Cindy Tsai-Schultz (Alison’s mom) strikes again with a witty and inspiring blog. She shows the way supporting Nia House’s Yard Sale can bring you joy in life. Thank you, Cindy.
With four hours left before Alison and I needed to board a flight to Colorado, nothing was ready. Snow and ski gear strewn on the floor of our bedroom. I was cranky and sweaty and I needed to make lunch for the kids, walk the dog, clean the house and finish doing laundry so I can pack for the trip. Peter was in LA and was going to meet us in Colorado in a few days so I was solo with tons of snow and ski gear and kid for this trip.
FEAR overtook and I FREAKED.
I pulled it together and packed for Alison: regular clothes, ski clothes, ski gear, books, dolls, crafts, car seat, food for the plane, and iPad. Check.
Packing for myself was less than stellar. I did pack ski essentials – skis, boots, poles, snow jacket and pants, socks. The rest, not so good. 10 days in Vail with one t-shirt, one yoga pant, and a sweater and the clothes I wore on the plane.
But once we got to our final destination, the freak-out was long from my memory. Even with my poor packing skills. Vail was awesome.
This morning after hitting the snooze button one too many times, I was looking around and I realized that we have a lot of stuff. And most of what I do in my spare time is managing stuff. I am the official family stuff getter and stuff manager. And I’m don’t like it.

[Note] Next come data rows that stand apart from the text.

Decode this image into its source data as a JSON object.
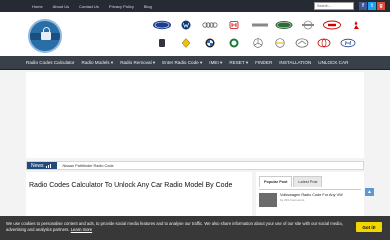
{
  "topbar": {
    "links": [
      "Home",
      "About Us",
      "Contact Us",
      "Privacy Policy",
      "Blog"
    ],
    "search_placeholder": "Search..."
  },
  "social_icons": [
    {
      "name": "facebook-icon",
      "glyph": "f",
      "color": "#3b5998"
    },
    {
      "name": "twitter-icon",
      "glyph": "t",
      "color": "#1da1f2"
    },
    {
      "name": "google-plus-icon",
      "glyph": "g",
      "color": "#dd4b39"
    }
  ],
  "car_brand_logos": [
    "ford-logo",
    "volkswagen-logo",
    "audi-logo",
    "honda-logo",
    "land-rover-logo",
    "kia-logo",
    "peugeot-logo",
    "renault-logo",
    "bmw-logo",
    "skoda-logo",
    "mercedes-logo",
    "opel-logo",
    "mazda-logo",
    "toyota-logo",
    "hyundai-logo"
  ],
  "nav": {
    "items": [
      "Radio Codes Calculator",
      "Radio Models ▾",
      "Radio Removal ▾",
      "Enter Radio Code ▾",
      "IMEI ▾",
      "RESET ▾",
      "FINDER",
      "INSTALLATION",
      "UNLOCK CAR"
    ]
  },
  "news": {
    "label": "News",
    "headline": "Nissan Pathfinder Radio Code"
  },
  "main": {
    "title": "Radio Codes Calculator To Unlock Any Car Radio Model By Code"
  },
  "sidebar": {
    "tabs": [
      "Popular Post",
      "Latest Post"
    ],
    "post_title": "Volkswagen Radio Code For Any VW",
    "post_meta": "by 333 Comments"
  },
  "back_to_top": "▲",
  "cookie": {
    "message": "We use cookies to personalise content and ads, to provide social media features and to analyse our traffic. We also share information about your use of our site with our social media, advertising and analytics partners.",
    "learn_more": "Learn more",
    "button": "Got it!"
  }
}
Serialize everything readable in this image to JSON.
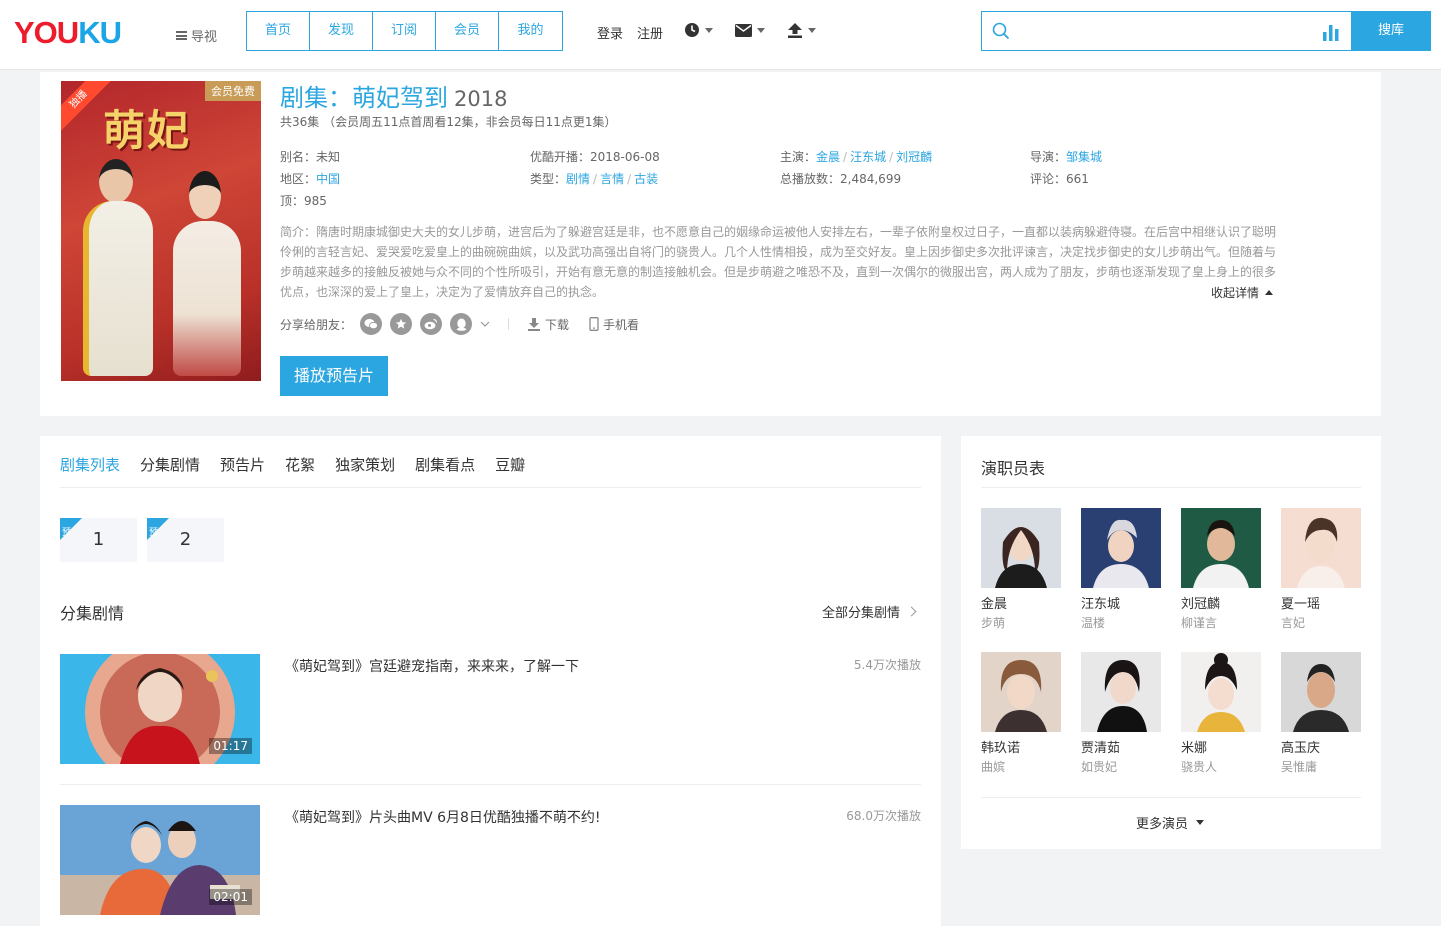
{
  "header": {
    "logo_you": "YOU",
    "logo_ku": "KU",
    "guide_label": "导视",
    "nav_tabs": [
      "首页",
      "发现",
      "订阅",
      "会员",
      "我的"
    ],
    "login": "登录",
    "register": "注册",
    "search_placeholder": "",
    "search_button": "搜库"
  },
  "show": {
    "poster_badge": "独播",
    "poster_vip": "会员免费",
    "poster_title": "萌妃",
    "title": "剧集：萌妃驾到",
    "year": "2018",
    "subtitle": "共36集 （会员周五11点首周看12集，非会员每日11点更1集）",
    "alias_label": "别名：",
    "alias": "未知",
    "premiere_label": "优酷开播：",
    "premiere": "2018-06-08",
    "starring_label": "主演：",
    "starring": [
      "金晨",
      "汪东城",
      "刘冠麟"
    ],
    "director_label": "导演：",
    "director": "邹集城",
    "region_label": "地区：",
    "region": "中国",
    "genre_label": "类型：",
    "genres": [
      "剧情",
      "言情",
      "古装"
    ],
    "plays_label": "总播放数：",
    "plays": "2,484,699",
    "comments_label": "评论：",
    "comments": "661",
    "likes_label": "顶：",
    "likes": "985",
    "description": "简介：隋唐时期康城御史大夫的女儿步萌，进宫后为了躲避宫廷是非，也不愿意自己的姻缘命运被他人安排左右，一辈子依附皇权过日子，一直都以装病躲避侍寝。在后宫中相继认识了聪明伶俐的言轻言妃、爱哭爱吃爱皇上的曲碗碗曲嫔，以及武功高强出自将门的骁贵人。几个人性情相投，成为至交好友。皇上因步御史多次批评谏言，决定找步御史的女儿步萌出气。但随着与步萌越来越多的接触反被她与众不同的个性所吸引，开始有意无意的制造接触机会。但是步萌避之唯恐不及，直到一次偶尔的微服出宫，两人成为了朋友，步萌也逐渐发现了皇上身上的很多优点，也深深的爱上了皇上，决定为了爱情放弃自己的执念。",
    "fold_label": "收起详情",
    "share_label": "分享给朋友：",
    "download_label": "下载",
    "mobile_label": "手机看",
    "trailer_button": "播放预告片"
  },
  "episodes": {
    "tabs": [
      "剧集列表",
      "分集剧情",
      "预告片",
      "花絮",
      "独家策划",
      "剧集看点",
      "豆瓣"
    ],
    "items": [
      {
        "tag": "预",
        "num": "1"
      },
      {
        "tag": "预",
        "num": "2"
      }
    ],
    "section_title": "分集剧情",
    "all_label": "全部分集剧情",
    "videos": [
      {
        "title": "《萌妃驾到》宫廷避宠指南，来来来，了解一下",
        "plays": "5.4万次播放",
        "duration": "01:17"
      },
      {
        "title": "《萌妃驾到》片头曲MV 6月8日优酷独播不萌不约!",
        "plays": "68.0万次播放",
        "duration": "02:01"
      }
    ]
  },
  "cast": {
    "title": "演职员表",
    "actors": [
      {
        "name": "金晨",
        "role": "步萌"
      },
      {
        "name": "汪东城",
        "role": "温楼"
      },
      {
        "name": "刘冠麟",
        "role": "柳谨言"
      },
      {
        "name": "夏一瑶",
        "role": "言妃"
      },
      {
        "name": "韩玖诺",
        "role": "曲嫔"
      },
      {
        "name": "贾清茹",
        "role": "如贵妃"
      },
      {
        "name": "米娜",
        "role": "骁贵人"
      },
      {
        "name": "高玉庆",
        "role": "吴惟庸"
      }
    ],
    "more_label": "更多演员"
  },
  "colors": {
    "accent": "#2ca6e0",
    "logo_red": "#ec1c2d",
    "logo_blue": "#1ca5e6"
  }
}
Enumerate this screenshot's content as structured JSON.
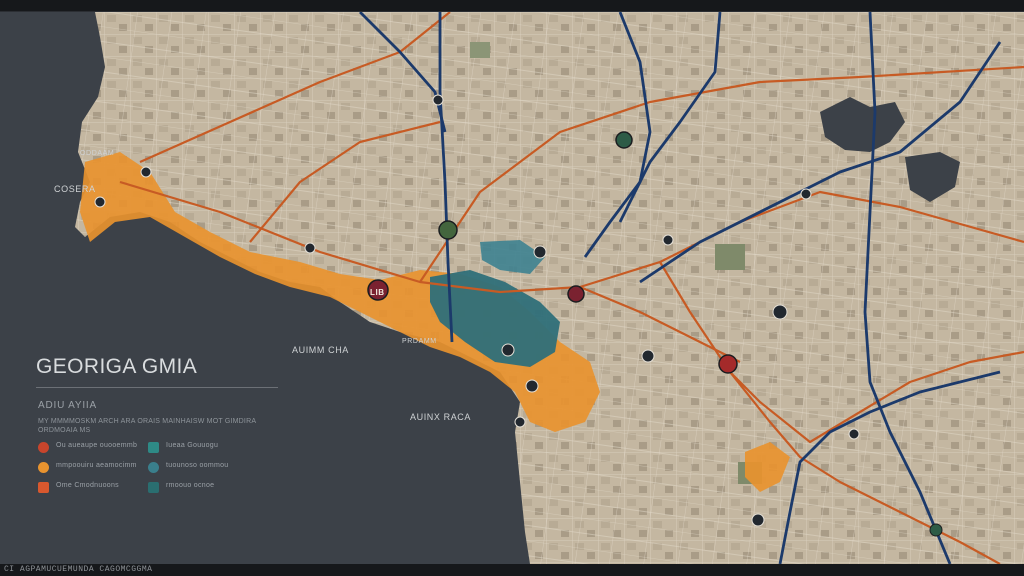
{
  "map": {
    "title": "GEORIGA GMIA",
    "subtitle": "ADIU AYIIA",
    "description": "MY MMMMOSKM ARCH ARA ORAIS MAINHAISW MOT GIMDIRA ORDMOAIA MS",
    "labels": {
      "city_upper": "COSERA",
      "city_upper_2": "ODDAAM",
      "bay": "AUIMM CHA",
      "bay_2": "PRDAMM",
      "south_area": "AUINX RACA",
      "marker_badge": "LIB"
    },
    "footer": "CI AGPAMUCUEMUNDA CAGOMCGGMA",
    "legend": [
      {
        "label": "Ou aueaupe ouooemmb",
        "color": "#c8452c",
        "shape": "circle"
      },
      {
        "label": "mmpoouiru aeamocimm",
        "color": "#e8932f",
        "shape": "circle"
      },
      {
        "label": "Ome Cmodnuoons",
        "color": "#d8582e",
        "shape": "square"
      },
      {
        "label": "Iueaa Gouuogu",
        "color": "#2e8a86",
        "shape": "square"
      },
      {
        "label": "tuounoso oommou",
        "color": "#3a7f8c",
        "shape": "circle"
      },
      {
        "label": "rmoouo ocnoe",
        "color": "#2a6e70",
        "shape": "square"
      }
    ],
    "colors": {
      "land": "#c4b7a1",
      "water": "#3c4148",
      "highway_blue": "#1c3a6b",
      "highway_orange": "#c75b24",
      "urban_orange": "#e8932f",
      "urban_teal": "#2f6f79"
    }
  }
}
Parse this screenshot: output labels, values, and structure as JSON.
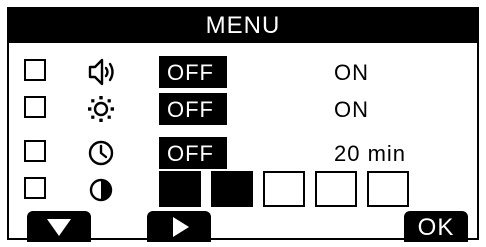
{
  "menu": {
    "title": "MENU",
    "rows": [
      {
        "icon": "speaker-icon",
        "toggle": "OFF",
        "value": "ON"
      },
      {
        "icon": "brightness-icon",
        "toggle": "OFF",
        "value": "ON"
      },
      {
        "icon": "clock-icon",
        "toggle": "OFF",
        "value": "20 min"
      },
      {
        "icon": "contrast-icon",
        "level": 2,
        "level_max": 5
      }
    ]
  },
  "softkeys": {
    "down": "down-arrow-icon",
    "right": "right-arrow-icon",
    "ok_label": "OK"
  }
}
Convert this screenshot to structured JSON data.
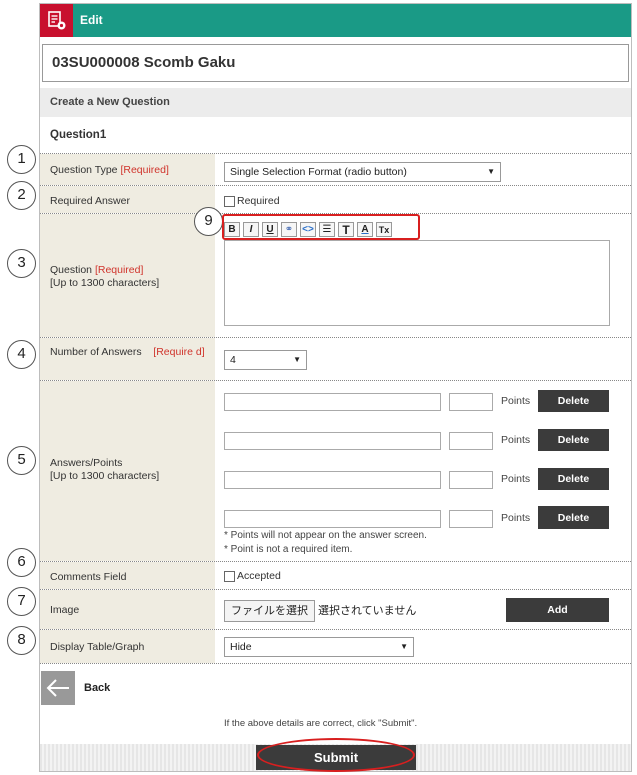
{
  "header": {
    "title": "Edit",
    "logo_icon": "report-edit-icon",
    "color": "#1a9a86",
    "logo_color": "#c8102e"
  },
  "course": {
    "name": "03SU000008 Scomb Gaku"
  },
  "section": {
    "title": "Create a New Question"
  },
  "question": {
    "number": "Question1"
  },
  "fields": {
    "type": {
      "label": "Question Type",
      "req": "[Required]",
      "value": "Single Selection Format (radio button)"
    },
    "required_answer": {
      "label": "Required Answer",
      "check_label": "Required"
    },
    "question": {
      "label": "Question",
      "req": "[Required]",
      "limit": "[Up to 1300 characters]"
    },
    "num_answers": {
      "label": "Number of Answers",
      "req": "[Require d]",
      "value": "4"
    },
    "answers": {
      "label": "Answers/Points",
      "limit": "[Up to 1300 characters]",
      "points_label": "Points",
      "delete_label": "Delete",
      "notes": [
        "* Points will not appear on the answer screen.",
        "* Point is not a required item."
      ]
    },
    "comments": {
      "label": "Comments Field",
      "check_label": "Accepted"
    },
    "image": {
      "label": "Image",
      "file_button": "ファイルを選択",
      "file_status": "選択されていません",
      "add_label": "Add"
    },
    "display": {
      "label": "Display Table/Graph",
      "value": "Hide"
    }
  },
  "toolbar": {
    "items": [
      {
        "label": "B",
        "icon": "bold-icon"
      },
      {
        "label": "I",
        "icon": "italic-icon"
      },
      {
        "label": "U",
        "icon": "underline-icon"
      },
      {
        "label": "⚭",
        "icon": "link-icon"
      },
      {
        "label": "<>",
        "icon": "code-icon"
      },
      {
        "label": "☰",
        "icon": "list-icon"
      },
      {
        "label": "T",
        "icon": "font-size-icon"
      },
      {
        "label": "A",
        "icon": "font-color-icon"
      },
      {
        "label": "Tx",
        "icon": "clear-format-icon"
      }
    ]
  },
  "callouts": [
    "1",
    "2",
    "3",
    "4",
    "5",
    "6",
    "7",
    "8",
    "9"
  ],
  "footer": {
    "back_label": "Back",
    "confirm_text": "If the above details are correct, click \"Submit\".",
    "submit_label": "Submit"
  }
}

This got me thinking. In Vail, we were in a very small condo. There wasn’t much room for stuff, which was good because we didn’t have much stuff. The grocery store was a 3.5 mile walk (we didn’t have a car) so we went once, stocked up and cooked what we had. When we weren’t on the slopes, we had a great time – talking, eating, and playing. No one felt deprived, bored, or hungry.
Can I bring some of that back to Berkeley? Can I spend most of my spare time talking, eating and playing instead of being the stuff manager?
I’ve been reading The Sweet Spot, Finding Your Groove at Home and Work by Christine Carter (Senior Fellow at the Greater Good Science Center at UC Berkeley). One of the take away messages is – we make too many decisions in our daily lives. We need to save our brainpower for the larger and more important decisions and the small less important stuff can be on autopilot. For example, what we wear. We have a closet full of clothes but nothing to wear. Christine Carter suggests designing your clothing around a “uniform.” The rest goes away.
Marie Kondo, the new organizational guru from Japan says to discard everything that does not “spark joy,” after thanking the objects that are getting discard for their service.
Thank you stuff for your service. Good-bye. More joy, less stuff.
This morning, I put large plastic bins around the house. If there’s something that I haven’t used, don’t wear, or doesn’t spark joy it’s going in the bin and going to Nia House for the Annual Yard Sale.